That concludes the Boy Scouts’ file on Burns, but it wasn’t the end of the story.
Burns was charged with 26 felony counts of sexual abuse of minors and child pornography in December 1992, but authorities still hadn’t found the man who had apparently been dubbed the “Muldoon molester.”
In 1992, before he had been officially charged in Alaska, Burns was again accused of molesting two boys, this time in Wisconsin. Burns didn’t see a day in Alaska court until 2003, more than 10 years later. In January 2005, Burns pleaded no contest to two counts of second-degree sexual abuse of a minor.
The Boy Scouts’ handling of the Burns case seems to demonstrate the shortcomings of the organization’s system, at least years ago, for dealing with allegations of abuse among those who are supposed to be supervising the youth.
A statement by Wayne Perry, national president of the Boy Scouts of America, apologized for the mishandling of such reports of abuse.
“There have been instances where people misused their positions in Scouting to abuse children, and in certain cases, our response to these incidents and our efforts to protect youth were plainly insufficient, inappropriate, or wrong,” Perry said. “Where those involved in Scouting failed to protect, or worse, inflicted harm on children, we extend our deepest and sincere apologies to victims and their families.”
Additionally, the Boy Scouts’ statement on the release of the files says that police were aware of “most cases” included in the confidential files. Specifically, 63 percent of those cases.
Critics say that percentage isn’t nearly enough, and a number of other civil cases are likely to result from the recently-released files.
Kelly Clark, the attorney in the Oregon case responsible for the release of the files, said he expects no criminal charges related to the release of the documents, due to the statute of limitations on such cases.
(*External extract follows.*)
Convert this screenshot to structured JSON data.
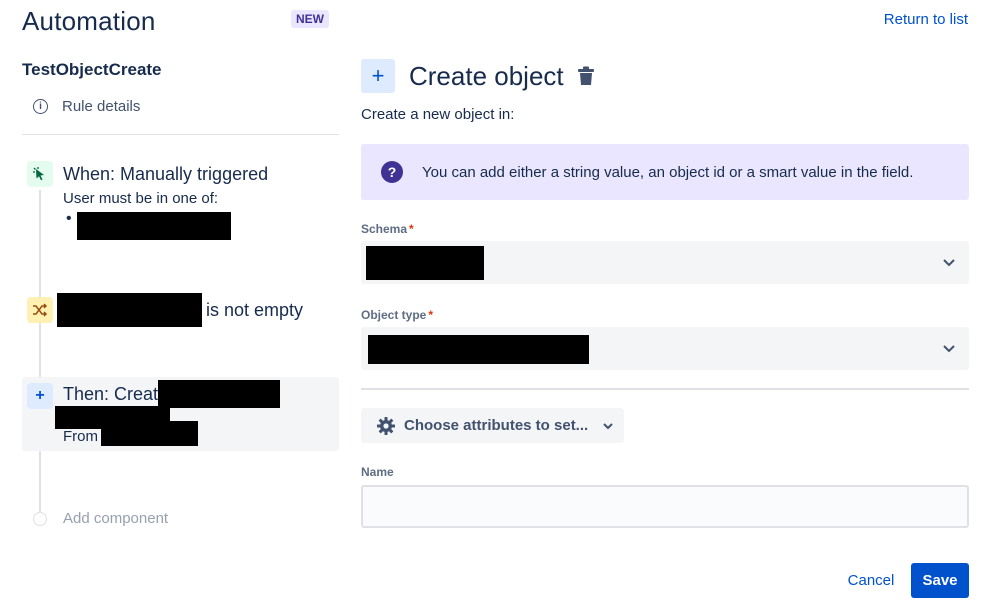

There are numerous other cases currently listed in Alaska and beyond. View the full list of “perversion files” at the website of attorney Kelly Clark, and an additional database, at the Los Angeles Times.
Contact Ben Anderson at ben(at)alaskadispatch.com